Organisateur :
Yann Béliard

Labour history over the past decade has become more global in its outlook – a welcome mutation that has not made national, regional and local studies redundant, but has allowed historians to ask old questions from a different, broader angle and also to embrace new objects and new methodologies.

The history of the British and more generally of the European and “Western” working classes can no longer be explored without consideration of the transnational character of capitalist development and of the cosmopolitan dimension this gave to class formation. The benefits of a global approach are possibly even more evident in the study of labour in the Global South, be it in the age of empire or in the post-colonial era.

The trannational and global turn should not, however, flatten and homogenise the experience of labour – the risk being a privileging of connection and unity over divisions, of subaltern agency and co-operation over power relations, of movement and mobility over fixed hierarchies.
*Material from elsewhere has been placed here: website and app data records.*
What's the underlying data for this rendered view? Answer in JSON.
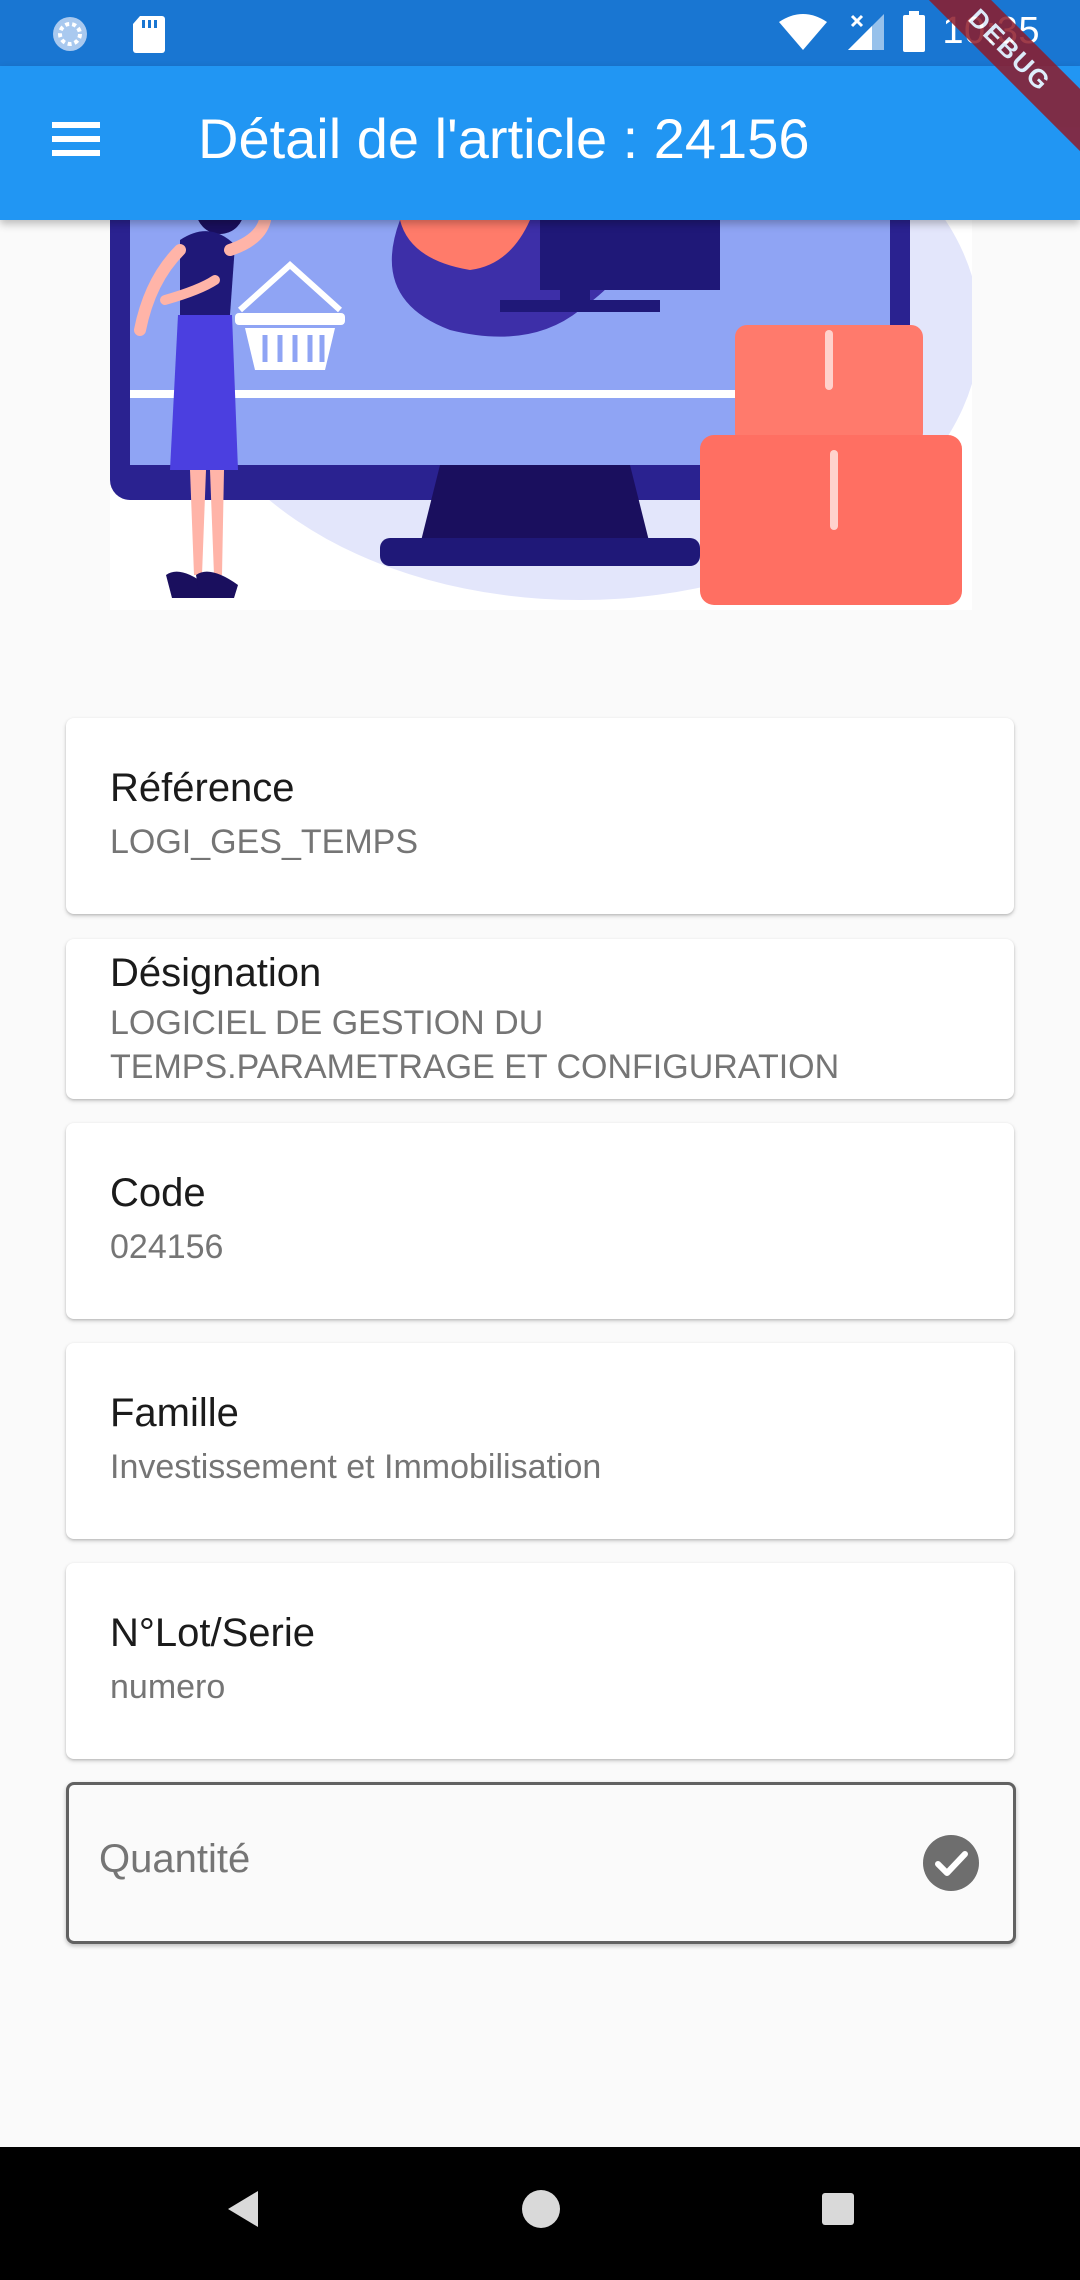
{
  "status_bar": {
    "time": "10:35",
    "icons": [
      "spinner-icon",
      "sd-card-icon",
      "wifi-icon",
      "signal-icon",
      "battery-icon"
    ]
  },
  "app_bar": {
    "title": "Détail de l'article : 24156",
    "menu_icon": "menu-icon",
    "debug_banner": "DEBUG"
  },
  "colors": {
    "app_bar": "#2196f3",
    "status_bar": "#1976d2",
    "background": "#fafafa"
  },
  "details": [
    {
      "label": "Référence",
      "value": "LOGI_GES_TEMPS"
    },
    {
      "label": "Désignation",
      "value_lines": [
        "LOGICIEL DE GESTION DU",
        "TEMPS.PARAMETRAGE ET CONFIGURATION"
      ]
    },
    {
      "label": "Code",
      "value": "024156"
    },
    {
      "label": "Famille",
      "value": "Investissement et Immobilisation"
    },
    {
      "label": "N°Lot/Serie",
      "value": "numero"
    }
  ],
  "quantity_field": {
    "placeholder": "Quantité",
    "icon": "check-circle-icon"
  },
  "nav_bar": {
    "buttons": [
      "back-icon",
      "home-icon",
      "recents-icon"
    ]
  }
}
Our task as historians is therefore to tackle both the circulation of radical ideas within

and across empires, and the way States and employers tried to keep their migrant and diasporic workforce under control; both the cosmopolitan shapes of worker resistance and the racist, repressive practices imposed in the workplace and within certain territories to discourage collective action.

Type :
Colloque / Journée d'études, Appel à communication
Lieu(x) :
Maison de la Recherche - 4 rue des Irlandais - 75005 PARIS
Salle Claude Simon

mise à jour le 4 juin 2018